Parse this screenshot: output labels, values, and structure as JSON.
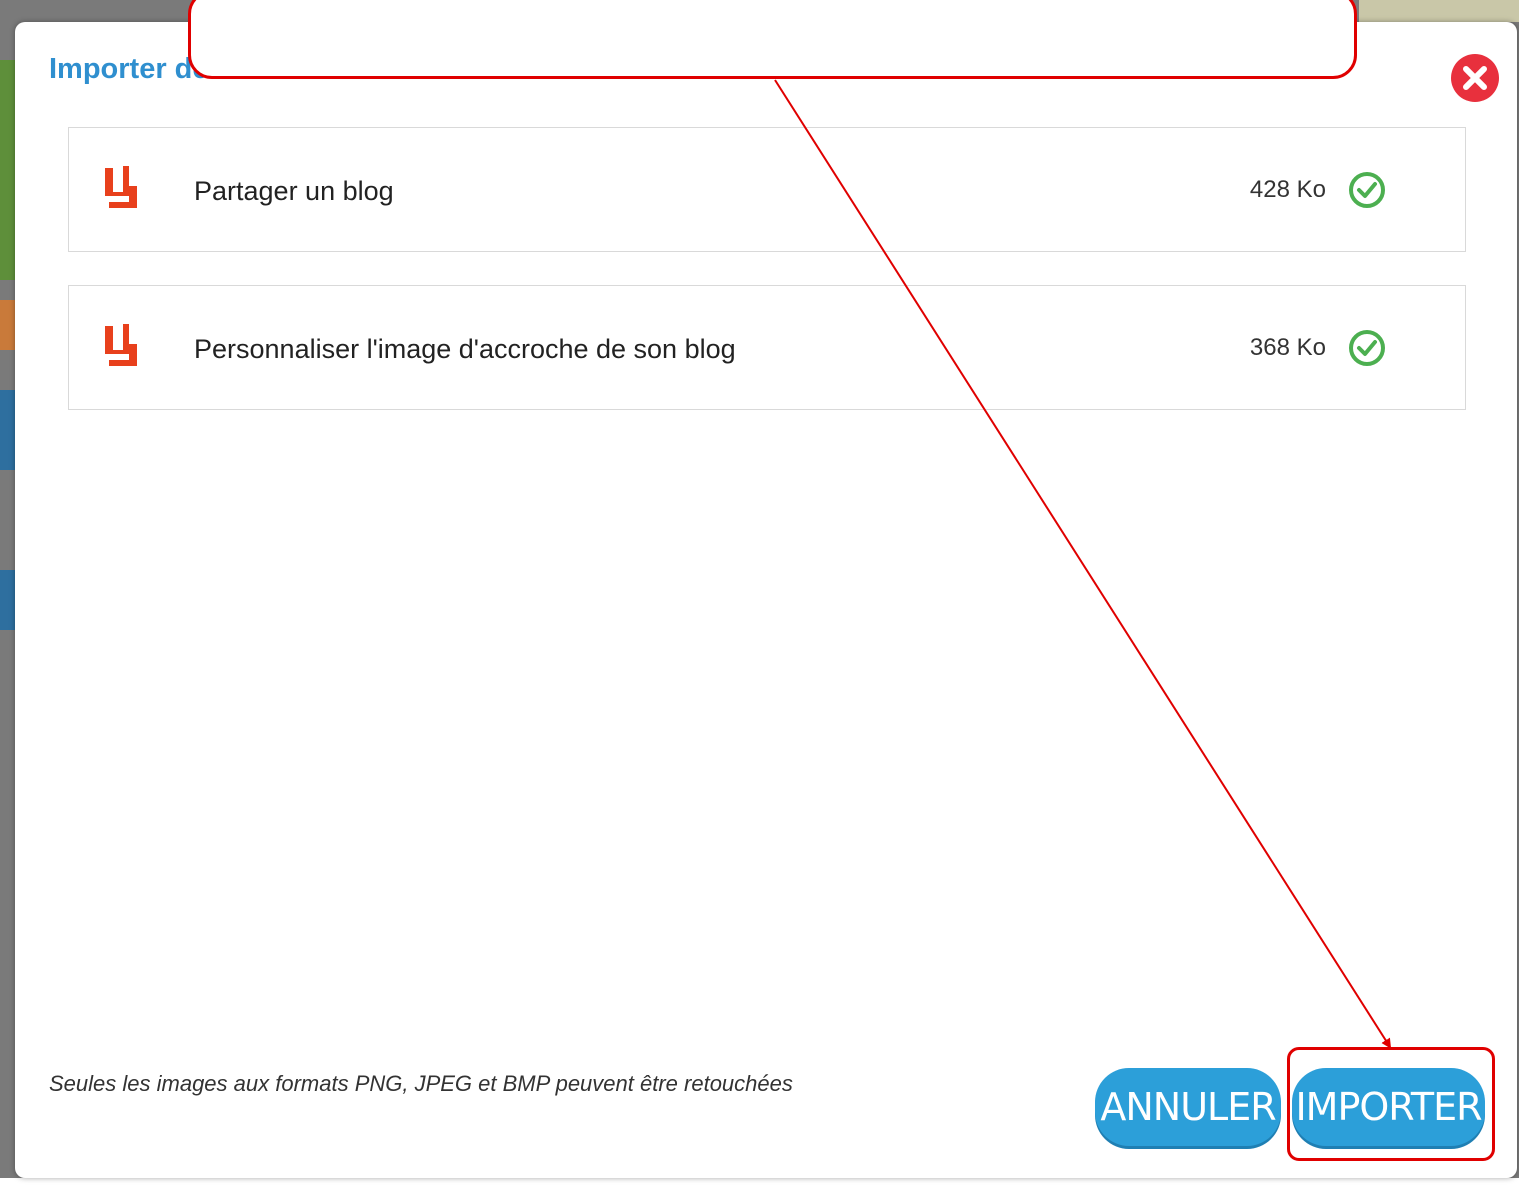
{
  "dialog": {
    "title": "Importer des documents",
    "close_icon": "close-circle-icon"
  },
  "files": [
    {
      "name": "Partager un blog",
      "size": "428 Ko",
      "type_icon": "document-file-icon",
      "status_icon": "check-circle-icon"
    },
    {
      "name": "Personnaliser l'image d'accroche de son blog",
      "size": "368 Ko",
      "type_icon": "document-file-icon",
      "status_icon": "check-circle-icon"
    }
  ],
  "footer": {
    "note": "Seules les images aux formats PNG, JPEG et BMP peuvent être retouchées",
    "cancel_label": "ANNULER",
    "import_label": "IMPORTER"
  },
  "colors": {
    "title": "#2f8fcf",
    "button": "#2c9fd9",
    "close": "#e8303d",
    "check": "#4caf50",
    "file_icon": "#e8401c",
    "annotation": "#e00000"
  }
}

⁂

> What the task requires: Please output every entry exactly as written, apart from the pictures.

> Problem solution:
Parse this screenshot: output labels, values, and structure as JSON.
{
  "dialog": {
    "title": "Importer des documents",
    "close_icon": "close-circle-icon"
  },
  "files": [
    {
      "name": "Partager un blog",
      "size": "428 Ko",
      "type_icon": "document-file-icon",
      "status_icon": "check-circle-icon"
    },
    {
      "name": "Personnaliser l'image d'accroche de son blog",
      "size": "368 Ko",
      "type_icon": "document-file-icon",
      "status_icon": "check-circle-icon"
    }
  ],
  "footer": {
    "note": "Seules les images aux formats PNG, JPEG et BMP peuvent être retouchées",
    "cancel_label": "ANNULER",
    "import_label": "IMPORTER"
  },
  "colors": {
    "title": "#2f8fcf",
    "button": "#2c9fd9",
    "close": "#e8303d",
    "check": "#4caf50",
    "file_icon": "#e8401c",
    "annotation": "#e00000"
  }
}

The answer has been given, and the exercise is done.